The cervical spine has 7 stacked bones called vertebrae. These are typically labelled C1 through to C7. The top of the cervical spine connects to the skull, and the bottom connects to the upper back which is at about shoulder level. From the side, the cervical spine forms a smooth lordotic curve by gently curving toward the front of the body and then to the back of the body. A healthy neck rests in this balanced neutral position and has symmetry. The cervical spine needs great precision of movement, good timing and motor control. It also needs to have good planned and unplanned movement patterns. This is because the cervical spine is always protecting the spinal cord. The spinal cord is a bundle of nerves that extends from the brain and runs through the cervical spine and thoracic spine (upper and middle back) before ending just before the lumbar spine (lower back). Each vertebra has a large hole (vertebral foramen) for the spinal cord to pass through. Together, these vertebrae keep the spinal cord shielded inside a bony tunnel called the spinal canal.

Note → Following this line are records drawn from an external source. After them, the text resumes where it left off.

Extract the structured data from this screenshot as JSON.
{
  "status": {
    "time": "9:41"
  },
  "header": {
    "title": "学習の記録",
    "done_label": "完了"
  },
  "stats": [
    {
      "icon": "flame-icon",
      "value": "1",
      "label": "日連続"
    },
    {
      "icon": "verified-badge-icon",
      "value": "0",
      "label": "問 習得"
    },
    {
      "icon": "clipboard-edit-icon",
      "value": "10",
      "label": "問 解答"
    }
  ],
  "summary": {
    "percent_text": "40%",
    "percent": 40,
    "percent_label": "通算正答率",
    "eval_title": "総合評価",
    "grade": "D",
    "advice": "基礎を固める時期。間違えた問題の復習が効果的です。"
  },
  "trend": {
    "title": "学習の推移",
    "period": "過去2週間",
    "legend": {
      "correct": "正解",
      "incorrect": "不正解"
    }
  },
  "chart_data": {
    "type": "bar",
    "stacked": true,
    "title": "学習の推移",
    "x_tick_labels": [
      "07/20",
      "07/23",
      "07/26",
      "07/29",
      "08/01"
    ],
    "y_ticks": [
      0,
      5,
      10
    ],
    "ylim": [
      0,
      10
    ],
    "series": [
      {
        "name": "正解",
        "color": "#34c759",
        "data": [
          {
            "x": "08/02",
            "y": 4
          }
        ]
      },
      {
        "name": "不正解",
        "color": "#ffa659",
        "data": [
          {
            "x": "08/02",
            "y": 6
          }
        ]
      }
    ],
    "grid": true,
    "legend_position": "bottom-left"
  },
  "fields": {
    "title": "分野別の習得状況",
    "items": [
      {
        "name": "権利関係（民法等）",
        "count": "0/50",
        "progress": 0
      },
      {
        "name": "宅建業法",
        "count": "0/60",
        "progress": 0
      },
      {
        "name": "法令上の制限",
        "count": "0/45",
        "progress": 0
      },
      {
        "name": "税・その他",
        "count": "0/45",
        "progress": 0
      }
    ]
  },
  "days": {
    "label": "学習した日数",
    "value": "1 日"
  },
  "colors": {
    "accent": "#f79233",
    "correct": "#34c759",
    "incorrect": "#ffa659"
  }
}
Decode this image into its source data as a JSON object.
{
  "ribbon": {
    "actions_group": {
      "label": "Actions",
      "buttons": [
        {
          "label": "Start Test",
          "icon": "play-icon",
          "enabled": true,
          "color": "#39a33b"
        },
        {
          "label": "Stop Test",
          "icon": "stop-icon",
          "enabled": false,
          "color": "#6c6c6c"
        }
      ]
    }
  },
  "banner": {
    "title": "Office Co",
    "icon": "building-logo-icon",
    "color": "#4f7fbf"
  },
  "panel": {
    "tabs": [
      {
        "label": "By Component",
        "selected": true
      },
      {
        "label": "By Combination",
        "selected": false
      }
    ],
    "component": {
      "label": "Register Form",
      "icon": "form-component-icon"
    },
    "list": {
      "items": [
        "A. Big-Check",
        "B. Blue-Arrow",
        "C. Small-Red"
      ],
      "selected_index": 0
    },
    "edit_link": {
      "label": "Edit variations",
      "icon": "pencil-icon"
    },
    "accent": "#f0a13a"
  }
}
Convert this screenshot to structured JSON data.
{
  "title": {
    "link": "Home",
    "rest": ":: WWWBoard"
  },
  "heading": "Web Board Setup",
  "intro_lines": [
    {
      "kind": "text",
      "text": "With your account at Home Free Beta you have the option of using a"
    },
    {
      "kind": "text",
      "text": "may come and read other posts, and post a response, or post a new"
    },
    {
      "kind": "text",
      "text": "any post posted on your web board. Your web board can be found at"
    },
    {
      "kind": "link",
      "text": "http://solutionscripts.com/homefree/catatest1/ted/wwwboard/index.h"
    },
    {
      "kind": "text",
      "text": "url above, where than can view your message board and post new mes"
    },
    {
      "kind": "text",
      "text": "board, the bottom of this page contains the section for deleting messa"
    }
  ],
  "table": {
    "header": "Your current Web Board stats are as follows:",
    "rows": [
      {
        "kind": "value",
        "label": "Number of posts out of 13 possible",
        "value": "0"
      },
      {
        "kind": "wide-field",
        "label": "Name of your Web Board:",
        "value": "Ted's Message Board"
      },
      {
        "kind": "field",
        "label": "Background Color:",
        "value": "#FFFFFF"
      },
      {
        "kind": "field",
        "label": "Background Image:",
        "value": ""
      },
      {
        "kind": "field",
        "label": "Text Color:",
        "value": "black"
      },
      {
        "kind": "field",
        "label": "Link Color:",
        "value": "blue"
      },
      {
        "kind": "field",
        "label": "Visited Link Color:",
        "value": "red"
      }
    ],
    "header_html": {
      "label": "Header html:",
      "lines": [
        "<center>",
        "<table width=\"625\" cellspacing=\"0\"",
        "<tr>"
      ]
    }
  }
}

We live in dynamic movement so the neck needs to be strong to hold up our heavy head and also in movement. Often when there is discomfort in the neck it comes from a lack of strength in the abdominals. There is also a link between faulty breathing and a dysfunctional upper quadrant of the body.
The cervical spine is the most mobile region of the spine. Normal neck movement included flexion, extension, rotation and side bending. Flexion: The cervical spine bends directly forward with the chin tilting down. Neck flexion typically occurs when looking downward or while in forward head posture. For example when sitting with poor posture in front of a laptop. Extension: The cervical spine straightens or moves directly backward with the chin tilting up. For example, neck extension is common when performing overhead work. Rotation: The cervical spine and head turn to one side. Neck rotation is particularly useful when trying to look to the side or over the shoulder. An example of this is when reversing the car. Lateral flexion: The cervical spine bends to one side with the ear moving toward the shoulder. An example of this is when you are on a phone call and you are using your ear to keep your phone in place. Some movements can be performed in combination, such as rotating the neck while also flexing it forward.
General guidelines for neck pain include supporting the neck with a pillow, towel or squishy. This will support the cervical lordosis. Emphasis needs to be on activating the upper back extensors which include the middle and lower trapezius and rhomboids and avoiding activation of the anterior muscles. It is also important to avoid inversions as this places pressure on vertebras. Also, any exercise where the springs or load is too heavy for an individual will place an unnecessary load on the neck.
With so many critical nerves, blood vessels, joints in such a relatively small space, and a range of movement, the cervical spine is one of the body’s most complicated regions. Protecting the neck and making the body strong to support movement is critical to our overall health.